In today’s interconnected world, global trade has become an essential part of our daily lives. The products we use, from smartphones to clothing and even the food we eat, often originate from different parts of the world. This intricate web of international trade relies heavily on the unassuming yet vital shipping container. In this article, we will delve into the world of shipping containers, exploring their history, design, and their indispensable role in global commerce.
The concept of using containers to transport goods is not a recent development. In fact, it dates back to the early days of seafaring when ships were loaded with wooden crates and barrels. However, the modern shipping container as we know it today can be traced back to the mid-20th century.
In 1956, American entrepreneur Malcolm McLean revolutionized the shipping industry by introducing the standard steel shipping container. McLean’s innovative design, known as the “intermodal container,” had standardized dimensions, making it compatible with various modes of transportation, including ships, trains, and trucks. This breakthrough drastically reduced the time and labor required to load and unload cargo, ushering in a new era of global trade efficiency.
Shipping containers come in several standard sizes, with the most common being the 20-foot and 40-foot containers. These dimensions have become the industry standard, enabling seamless stacking and transportation on ships, trains, and trucks.
Containers are typically constructed from steel, making them durable and resistant to the harsh conditions of international shipping. They feature double doors at one end, which are sealed airtight to protect cargo from the elements and theft. Some specialized containers, such as refrigerated (reefer) containers, are equipped with cooling systems to transport perishable goods, while others, like flat racks and open-top containers, are designed for oversized or irregularly shaped cargo.
Shipping containers have had a profound impact on global trade and the world economy. Their standardization has led to increased efficiency in logistics and reduced shipping costs, ultimately benefiting consumers by making goods more affordable. Moreover, the widespread use of containers has enabled just-in-time manufacturing and reduced inventory costs for businesses.

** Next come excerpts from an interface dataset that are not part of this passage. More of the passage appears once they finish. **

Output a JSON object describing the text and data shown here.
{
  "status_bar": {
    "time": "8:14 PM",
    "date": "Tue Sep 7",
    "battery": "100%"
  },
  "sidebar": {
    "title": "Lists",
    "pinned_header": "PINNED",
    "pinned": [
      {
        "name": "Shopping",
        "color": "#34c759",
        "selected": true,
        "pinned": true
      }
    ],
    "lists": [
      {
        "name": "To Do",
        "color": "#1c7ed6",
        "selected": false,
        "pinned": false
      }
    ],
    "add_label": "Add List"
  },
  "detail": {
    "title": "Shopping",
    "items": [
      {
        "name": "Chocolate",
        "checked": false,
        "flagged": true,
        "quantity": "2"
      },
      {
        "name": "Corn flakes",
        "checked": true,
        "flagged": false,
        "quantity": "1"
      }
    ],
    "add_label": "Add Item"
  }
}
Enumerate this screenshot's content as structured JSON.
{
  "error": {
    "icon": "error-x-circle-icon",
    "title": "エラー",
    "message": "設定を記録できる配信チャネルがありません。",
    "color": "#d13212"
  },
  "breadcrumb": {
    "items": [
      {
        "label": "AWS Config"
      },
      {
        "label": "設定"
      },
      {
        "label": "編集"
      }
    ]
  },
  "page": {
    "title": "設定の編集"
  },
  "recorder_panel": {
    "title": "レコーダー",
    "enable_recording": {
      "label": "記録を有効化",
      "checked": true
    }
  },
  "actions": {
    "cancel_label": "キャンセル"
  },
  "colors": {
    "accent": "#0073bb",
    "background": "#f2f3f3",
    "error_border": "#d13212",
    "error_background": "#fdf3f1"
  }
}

Containerization has also opened up new trade routes and boosted international commerce. Ports around the world have expanded and modernized their facilities to accommodate the growing volume of containerized cargo. As a result, remote and emerging markets have become accessible, leading to economic development in previously isolated regions.
While shipping containers have revolutionized global trade, they also raise environmental concerns. The mass production of steel containers consumes vast amounts of resources, and their transportation contributes to greenhouse gas emissions. Additionally, the disposal of decommissioned containers can be problematic if not handled responsibly.
Efforts are underway to mitigate these environmental impacts. Some companies are exploring innovative ways to repurpose retired containers into affordable housing, offices, and even art installations. Recycling programs are also emerging to reduce the environmental footprint of the shipping container industry.
Shipping containers may appear unremarkable, but they are the unsung heroes of modern global trade. Their standardized design and efficiency have transformed the way goods are transported, making products from every corner of the world accessible to consumers worldwide. While there are environmental challenges to address, the shipping container’s contribution to global commerce cannot be overstated. As long as the world continues to trade, these unassuming steel boxes will remain the backbone of the global economy.